The ABCpro study is introducing electronic reporting of symptoms and treatment side effects for women living with advanced breast cancer (ABC). Participating women complete a weekly survey on their symptoms and side effects. If there is a deterioration in either, an email alert is sent to an ABC nurse, who then contacts the woman to discuss how to manage the discomfort she is experiencing.
Being a part of the ABCpro study has provided Huia with a sense of support and peace of mind.
“For me, being a participant in the ABC study meant that I was going to receive extra immediate care and support. It feels like a wrap-around service.”
The ABC tool has enabled Huia to connect with an ABC nurse who provides her with ideas to help self-manage her symptoms and any side effects.
“I’ve built a really good rapport with my nurse, which has been great.”
Additionally, the ABC tool has aided Huia in connecting with specialists such as a physio, lymphedema nurse, and a dietitian, contributing to better quality of life.
Huia speaks highly of the ABCpro study, and the important role the regular surveys have played in helping her monitor and manage her symptoms and side effects.
“I have found over the years with full time working, after work family commitments and activities I haven't always taken the time to look out for myself. The ABC survey is a little reminder for me to check in on my health for the week.”
Huia hopes that other people living with advanced breast cancer can benefit, like she has, from the ABC tool, and improve their quality of life through ongoing and consistent monitoring and management of symptoms and side effects.
“I’d encourage anyone with advanced breast cancer to try using the weekly ABC tool, as it may nip any issues in the bud quickly. I hope that they continue to progress with this tool and others will have this option available throughout Aotearoa."
Huia understands the significant impact that research can have on the advancement and progression of breast cancer treatment and is a firm believer in supporting a cause such as the Breast Cancer Research Trust.

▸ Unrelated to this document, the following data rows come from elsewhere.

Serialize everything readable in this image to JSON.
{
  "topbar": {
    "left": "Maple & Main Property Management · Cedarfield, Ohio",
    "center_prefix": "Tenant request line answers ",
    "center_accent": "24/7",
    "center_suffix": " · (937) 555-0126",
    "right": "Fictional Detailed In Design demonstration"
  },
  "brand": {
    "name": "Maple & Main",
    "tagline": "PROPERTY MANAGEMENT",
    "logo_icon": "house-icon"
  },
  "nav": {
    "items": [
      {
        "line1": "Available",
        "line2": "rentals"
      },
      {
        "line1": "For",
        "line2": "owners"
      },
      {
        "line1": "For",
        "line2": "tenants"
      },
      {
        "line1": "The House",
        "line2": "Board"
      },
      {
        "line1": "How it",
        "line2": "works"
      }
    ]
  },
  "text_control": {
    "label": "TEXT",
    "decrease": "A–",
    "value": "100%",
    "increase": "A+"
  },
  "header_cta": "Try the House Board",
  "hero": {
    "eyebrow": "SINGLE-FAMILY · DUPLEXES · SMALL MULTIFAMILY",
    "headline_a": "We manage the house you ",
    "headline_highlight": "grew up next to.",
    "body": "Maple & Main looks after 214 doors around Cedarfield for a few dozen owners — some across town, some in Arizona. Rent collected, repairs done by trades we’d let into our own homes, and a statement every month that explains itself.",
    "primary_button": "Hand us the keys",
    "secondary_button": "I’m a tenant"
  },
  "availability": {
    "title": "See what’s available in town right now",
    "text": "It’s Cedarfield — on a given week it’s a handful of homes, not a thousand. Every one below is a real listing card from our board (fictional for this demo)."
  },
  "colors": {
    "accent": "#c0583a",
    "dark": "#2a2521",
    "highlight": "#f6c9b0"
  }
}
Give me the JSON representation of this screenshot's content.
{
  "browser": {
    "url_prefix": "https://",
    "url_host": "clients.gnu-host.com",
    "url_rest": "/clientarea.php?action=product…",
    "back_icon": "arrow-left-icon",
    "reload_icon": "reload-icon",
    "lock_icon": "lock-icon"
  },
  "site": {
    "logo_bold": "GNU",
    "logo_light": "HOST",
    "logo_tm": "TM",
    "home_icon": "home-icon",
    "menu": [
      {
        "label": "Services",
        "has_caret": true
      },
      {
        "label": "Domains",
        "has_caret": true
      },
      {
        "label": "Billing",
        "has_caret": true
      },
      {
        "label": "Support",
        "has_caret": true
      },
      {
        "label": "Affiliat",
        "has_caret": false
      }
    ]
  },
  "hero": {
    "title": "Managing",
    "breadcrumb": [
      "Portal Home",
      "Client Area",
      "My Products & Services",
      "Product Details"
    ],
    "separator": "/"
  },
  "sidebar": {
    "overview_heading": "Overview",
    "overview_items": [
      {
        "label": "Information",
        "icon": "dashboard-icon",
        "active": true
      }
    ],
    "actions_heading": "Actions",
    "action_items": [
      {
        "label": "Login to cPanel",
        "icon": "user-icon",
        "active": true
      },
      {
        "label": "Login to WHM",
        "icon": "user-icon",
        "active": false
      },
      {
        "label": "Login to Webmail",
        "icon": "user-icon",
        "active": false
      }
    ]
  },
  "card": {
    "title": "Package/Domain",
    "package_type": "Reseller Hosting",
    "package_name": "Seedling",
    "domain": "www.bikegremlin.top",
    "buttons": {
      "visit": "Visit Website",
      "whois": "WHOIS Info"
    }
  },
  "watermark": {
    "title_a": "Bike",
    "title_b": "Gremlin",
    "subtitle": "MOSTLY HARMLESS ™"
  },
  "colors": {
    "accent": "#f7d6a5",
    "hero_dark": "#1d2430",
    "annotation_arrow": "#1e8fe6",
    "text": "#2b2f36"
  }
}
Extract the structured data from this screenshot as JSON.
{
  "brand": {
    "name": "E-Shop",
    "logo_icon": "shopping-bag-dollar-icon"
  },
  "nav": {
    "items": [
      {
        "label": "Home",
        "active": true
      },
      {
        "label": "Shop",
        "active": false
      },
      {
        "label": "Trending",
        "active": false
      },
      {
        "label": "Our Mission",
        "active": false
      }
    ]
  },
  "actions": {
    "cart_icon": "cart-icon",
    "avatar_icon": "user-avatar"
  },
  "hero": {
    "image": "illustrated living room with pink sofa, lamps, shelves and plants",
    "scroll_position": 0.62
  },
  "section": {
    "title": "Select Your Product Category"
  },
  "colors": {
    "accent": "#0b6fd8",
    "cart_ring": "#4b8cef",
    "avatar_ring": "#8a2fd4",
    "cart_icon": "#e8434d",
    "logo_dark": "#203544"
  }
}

“Any work that the Breast Cancer Research Trust does that is going to give women and/or men longevity and quality of life living with an incurable disease is certainly well worth supporting."